Decide Who Knows the Most Land and the Most People

Click to enlargeEditor’s Note: Some years ago I almost dropped the telephone receiver when I heard the words, "The landowner has sold the land, and our hunting lease has been cancelled." I'd called the secretary of our hunting club to let him know that I planned to go to our hunting camp three weeks before deer season started to check several of my stand sites and get ready for the opening weekend of bow season. I wanted to scout the areas where I'd taken bucks before, cut shooting lanes and make sure that the deer fed on the same nut trees they had in the past. I enjoy scouting for deer because I consider it the true essence of the sport of hunting. Scouting means learning where the deer feed and bed and which trails they travel on and then predicting where a deer may appear. When you hunt, you actually climb into your tree stand and wait oClick to enlargen the shot. But this year instead of scouting for a place to put my tree stand, I had to scout for new land to hunt.

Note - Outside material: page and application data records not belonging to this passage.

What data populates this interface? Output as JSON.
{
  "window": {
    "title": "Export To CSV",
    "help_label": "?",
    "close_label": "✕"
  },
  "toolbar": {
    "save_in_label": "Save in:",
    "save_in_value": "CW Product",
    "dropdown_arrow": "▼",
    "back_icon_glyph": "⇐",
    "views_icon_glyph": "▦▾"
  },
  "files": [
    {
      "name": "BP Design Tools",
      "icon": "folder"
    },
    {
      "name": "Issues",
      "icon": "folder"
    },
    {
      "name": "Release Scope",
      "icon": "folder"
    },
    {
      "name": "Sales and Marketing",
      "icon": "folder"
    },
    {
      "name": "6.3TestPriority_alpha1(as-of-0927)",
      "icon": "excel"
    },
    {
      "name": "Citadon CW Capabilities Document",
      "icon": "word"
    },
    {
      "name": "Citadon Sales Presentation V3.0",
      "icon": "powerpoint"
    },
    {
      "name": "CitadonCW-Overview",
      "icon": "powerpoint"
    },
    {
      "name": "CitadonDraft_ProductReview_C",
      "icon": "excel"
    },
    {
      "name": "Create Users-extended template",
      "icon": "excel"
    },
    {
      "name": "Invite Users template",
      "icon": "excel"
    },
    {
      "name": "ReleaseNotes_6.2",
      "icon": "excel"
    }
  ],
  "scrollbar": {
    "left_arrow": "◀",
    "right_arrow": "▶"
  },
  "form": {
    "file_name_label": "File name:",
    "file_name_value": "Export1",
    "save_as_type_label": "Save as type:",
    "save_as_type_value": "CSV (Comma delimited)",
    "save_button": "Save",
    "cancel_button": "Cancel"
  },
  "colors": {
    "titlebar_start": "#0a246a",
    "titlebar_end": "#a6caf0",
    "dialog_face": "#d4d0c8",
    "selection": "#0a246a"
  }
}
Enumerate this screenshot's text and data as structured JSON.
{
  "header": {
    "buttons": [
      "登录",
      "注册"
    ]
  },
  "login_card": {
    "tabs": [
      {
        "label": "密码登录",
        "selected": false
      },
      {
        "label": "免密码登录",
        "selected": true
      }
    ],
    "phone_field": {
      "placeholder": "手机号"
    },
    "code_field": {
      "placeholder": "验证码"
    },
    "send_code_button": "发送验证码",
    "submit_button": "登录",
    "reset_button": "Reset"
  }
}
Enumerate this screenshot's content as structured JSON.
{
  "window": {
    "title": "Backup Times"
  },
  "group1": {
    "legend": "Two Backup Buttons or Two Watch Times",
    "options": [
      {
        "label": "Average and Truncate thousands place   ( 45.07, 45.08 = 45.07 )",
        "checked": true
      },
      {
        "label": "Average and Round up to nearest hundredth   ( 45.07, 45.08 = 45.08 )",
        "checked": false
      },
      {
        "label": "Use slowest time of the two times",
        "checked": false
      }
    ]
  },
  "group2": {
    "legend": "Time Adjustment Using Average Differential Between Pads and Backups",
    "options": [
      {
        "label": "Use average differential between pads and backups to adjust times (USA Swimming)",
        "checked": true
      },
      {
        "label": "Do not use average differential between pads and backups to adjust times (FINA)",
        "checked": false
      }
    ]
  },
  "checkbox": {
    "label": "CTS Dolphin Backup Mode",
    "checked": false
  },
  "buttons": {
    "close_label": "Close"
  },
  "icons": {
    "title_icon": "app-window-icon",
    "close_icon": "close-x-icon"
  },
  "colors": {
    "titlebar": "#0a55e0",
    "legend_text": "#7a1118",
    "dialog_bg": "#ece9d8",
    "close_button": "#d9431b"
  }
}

I felt like Sherlock Holmes, the legendary detective from England's Scotland Yard, as I asked myself, "Who in the county would know the most rural landowners, how much land they controlled, and whether or not they would allow someone to hunt for free, lease their land or pay a day-usage fee?" Here's the list I made:
* sheriff's deputies and conservation officers.
* the banker in any rural county and many urban areas. Many of these landowners have borrowed money from the banker to plant crops, improve their land, fence their land, buy feed for cattle or borrow money to buy additional land. Because the banker must get to know people very well before he loans them money, more than likely he Click to enlargeknows their attitudes about hunting and hunters. Become the banker's friend. Hopefully he can act as a go-between or vouch for you and introduce you to a landowner.
* the newspaper man/lady who delivers the daily paper to rural communities. Often they'll have information about how much land these people own and their attitudes toward hunters. If the paperman delivers the morning paper, he often will observe deer crossing the road, going from their feeding to their bedding areas. If he also delivers the afternoon paper, he'll frequently spot deer standing out in fields or feeding in fields just before dark. He can tell you about the size of bucks he's seen on that land as he runs his route. When in college, I became friends with an older student who lived in the same married-student apartments with me. Before class each day, he delivered morning papers from a nearby urban center to the rural region surrounding our university. He had permission to hunt and fish on more land than we could cover in our four college years, even though we hunted three afternoons a week and all weekend.
* the rural letter Click to enlargecarrier/mailman, who may see deer as he travels his route.
* the rural barber, who knows the men of the community.

Go to College:
Many hunters fail to realize that when alumni of colleges die, they'll often leave their lands or portions of their lands to the college or university they have attended. Some colleges have vast land holdings while other colleges may own only a few hundred acres. Most hunters never think to go to the land department of a college or university and look at the possibilities of leasing land to hunt. Although you may not find large blocks of woodlands contiguous to each other, you may pinpoint several small tracts available for lease during hunting season.

Tomorrow: Check with the Army

Check back each day this week for more about "How to Find Deer Land to Hunt"

Day 1: Determine Where to Look First
Day 2: Decide Who Knows the Most Land and the Most People
Day 3: Check with the Army
Day 4: Think about Power
Day 5: Search for Maps



Entry 389, Day 2